Coffman Union closes for two-year overhaul

Raiza Beltran

The last items were bought from the convenience store and the worn pieces of furniture were tagged and wheeled out of Coffman Union on Monday, leaving many students feeling a sense of homelessness.
Until the $55 million, two-year renovation is finished, students and staff members will have to find another place to relax and hang out.
“It’s my home away from home,” said Thoung Tu, an Institute of Technology sophomore. “I’m going to miss it.”
More than 25 student organizations and cultural centers are housed in the 59-year-old union, and at least 20 services are offered for students.
Built in 1940 as a coed student center, Coffman Union underwent a renovation in 1970 after the growing student body exceeded the union’s 14,000 student capacity.
Ebani Butler and Sarah Boardman, both College of Liberal Arts freshmen, said they are worried about not having a place to rest and meet others.
“It’s a good place for commuters. It’s someplace to be every day,” Butler said.
As Boardman looked around the Coffman basement with several student groups chatting, she agreed with Butler’s point about the community building.
“Without Coffman, I would’ve never met any of these people,” she said.
Union regulars said they will miss the convenience of having several student service offices in one place. “Everything you need you can get done here,” Butler said.
The union’s student services, including the U Card office, Campus Involvement Center and the post office will move to other campus locations.
The student organizations and cultural centers will share a 15,000-square-foot location in the basement level of 720 Washington Ave. S.E., between McDonald’s and Orange Julius.
Some student leaders have voiced concerns about losing members and visibility.
“Distance wise, our members will have to go out of their way to get to the cultural center,” said Keo Vilaysone, an Asian American Student Cultural Center board member and a CLA sophomore.
Despite mixed feelings about the move, Matt Strickler, the University Young Women program coordinator, said he is looking forward to having the cultural centers and student organizations in one area.
“Hopefully, this will facilitate coalition work with other student groups and centers,” he said.
Coffman Union administrators said they are trying to make the change for the students as easy as possible.
“We will continue Coffman’s events throughout the campuses and provide avenues for people to meet,” said Karen Lyons, a Coffman Union administrator.
The union is expected to open in fall 2001 with additional quiet, social study lounges, a 24-hour computer lab, a coffee-shop bookstore and a larger food court.

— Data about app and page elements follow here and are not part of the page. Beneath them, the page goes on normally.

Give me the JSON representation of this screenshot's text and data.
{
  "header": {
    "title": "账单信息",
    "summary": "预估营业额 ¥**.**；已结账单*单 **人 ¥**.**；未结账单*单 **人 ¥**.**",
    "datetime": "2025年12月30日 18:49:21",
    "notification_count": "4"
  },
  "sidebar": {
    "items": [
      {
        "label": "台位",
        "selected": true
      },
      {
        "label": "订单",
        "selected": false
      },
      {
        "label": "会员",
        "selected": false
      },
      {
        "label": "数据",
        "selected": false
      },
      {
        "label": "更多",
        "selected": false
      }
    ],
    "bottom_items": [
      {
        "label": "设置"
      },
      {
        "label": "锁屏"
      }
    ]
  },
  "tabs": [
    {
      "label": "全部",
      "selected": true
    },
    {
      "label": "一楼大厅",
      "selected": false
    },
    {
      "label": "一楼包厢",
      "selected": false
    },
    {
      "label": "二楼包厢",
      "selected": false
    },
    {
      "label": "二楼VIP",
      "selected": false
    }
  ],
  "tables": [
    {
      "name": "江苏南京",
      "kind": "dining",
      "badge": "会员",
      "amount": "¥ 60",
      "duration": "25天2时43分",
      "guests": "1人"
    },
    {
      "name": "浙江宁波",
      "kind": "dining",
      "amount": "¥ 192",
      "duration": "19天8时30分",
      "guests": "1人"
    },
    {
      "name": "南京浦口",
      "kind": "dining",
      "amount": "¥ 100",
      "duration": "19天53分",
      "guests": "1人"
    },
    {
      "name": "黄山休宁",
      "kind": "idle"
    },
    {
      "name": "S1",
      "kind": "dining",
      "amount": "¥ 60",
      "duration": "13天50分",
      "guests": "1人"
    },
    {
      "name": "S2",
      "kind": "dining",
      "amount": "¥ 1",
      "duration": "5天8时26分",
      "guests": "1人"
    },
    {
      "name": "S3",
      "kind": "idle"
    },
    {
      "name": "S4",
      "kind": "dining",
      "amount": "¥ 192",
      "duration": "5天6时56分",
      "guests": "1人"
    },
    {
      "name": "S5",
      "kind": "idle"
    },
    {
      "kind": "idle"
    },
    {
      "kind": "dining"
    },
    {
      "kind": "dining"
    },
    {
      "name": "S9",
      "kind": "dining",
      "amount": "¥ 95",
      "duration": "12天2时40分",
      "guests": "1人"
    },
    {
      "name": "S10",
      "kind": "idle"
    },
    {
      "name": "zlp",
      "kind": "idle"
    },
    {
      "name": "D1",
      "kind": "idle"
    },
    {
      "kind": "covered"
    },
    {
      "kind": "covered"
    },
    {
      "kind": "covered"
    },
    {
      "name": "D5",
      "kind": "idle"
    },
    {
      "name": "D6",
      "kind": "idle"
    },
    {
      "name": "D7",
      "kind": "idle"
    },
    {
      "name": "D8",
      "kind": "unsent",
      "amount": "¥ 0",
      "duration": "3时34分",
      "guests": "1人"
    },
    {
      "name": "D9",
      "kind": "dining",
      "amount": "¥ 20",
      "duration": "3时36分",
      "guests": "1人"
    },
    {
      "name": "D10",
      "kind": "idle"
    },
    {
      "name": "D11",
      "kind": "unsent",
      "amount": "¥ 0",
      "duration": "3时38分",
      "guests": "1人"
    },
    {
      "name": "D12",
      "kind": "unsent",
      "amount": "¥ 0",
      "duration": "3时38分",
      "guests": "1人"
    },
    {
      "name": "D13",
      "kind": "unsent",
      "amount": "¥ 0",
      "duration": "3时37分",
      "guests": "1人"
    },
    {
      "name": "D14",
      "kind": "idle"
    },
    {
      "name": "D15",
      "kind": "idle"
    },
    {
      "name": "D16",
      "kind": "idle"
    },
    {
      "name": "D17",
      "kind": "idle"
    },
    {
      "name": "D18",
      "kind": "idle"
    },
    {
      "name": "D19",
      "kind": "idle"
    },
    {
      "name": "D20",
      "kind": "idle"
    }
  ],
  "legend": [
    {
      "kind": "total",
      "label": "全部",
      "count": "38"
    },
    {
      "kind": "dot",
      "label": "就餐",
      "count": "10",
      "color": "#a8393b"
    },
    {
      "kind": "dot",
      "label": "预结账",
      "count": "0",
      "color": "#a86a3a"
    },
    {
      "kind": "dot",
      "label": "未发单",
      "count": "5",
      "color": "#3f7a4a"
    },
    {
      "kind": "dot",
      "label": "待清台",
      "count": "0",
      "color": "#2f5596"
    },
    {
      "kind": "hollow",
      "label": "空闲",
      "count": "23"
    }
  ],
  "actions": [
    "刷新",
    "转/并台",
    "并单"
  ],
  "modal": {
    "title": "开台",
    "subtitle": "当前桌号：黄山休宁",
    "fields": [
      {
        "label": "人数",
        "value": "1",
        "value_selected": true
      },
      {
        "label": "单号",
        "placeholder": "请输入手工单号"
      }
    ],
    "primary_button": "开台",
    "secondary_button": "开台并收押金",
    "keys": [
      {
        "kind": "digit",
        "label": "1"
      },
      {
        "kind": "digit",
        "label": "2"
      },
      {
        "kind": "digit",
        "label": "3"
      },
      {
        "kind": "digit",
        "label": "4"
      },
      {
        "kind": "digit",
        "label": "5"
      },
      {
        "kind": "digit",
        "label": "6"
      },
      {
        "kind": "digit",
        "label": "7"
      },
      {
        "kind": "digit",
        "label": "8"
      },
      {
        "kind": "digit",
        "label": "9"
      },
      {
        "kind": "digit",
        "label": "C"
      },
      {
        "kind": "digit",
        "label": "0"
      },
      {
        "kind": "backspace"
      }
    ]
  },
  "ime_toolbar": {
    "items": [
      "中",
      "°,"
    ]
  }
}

Raiza Beltran welcomes comments at [email protected] She can also be reached at (612) 627-4070 x3221.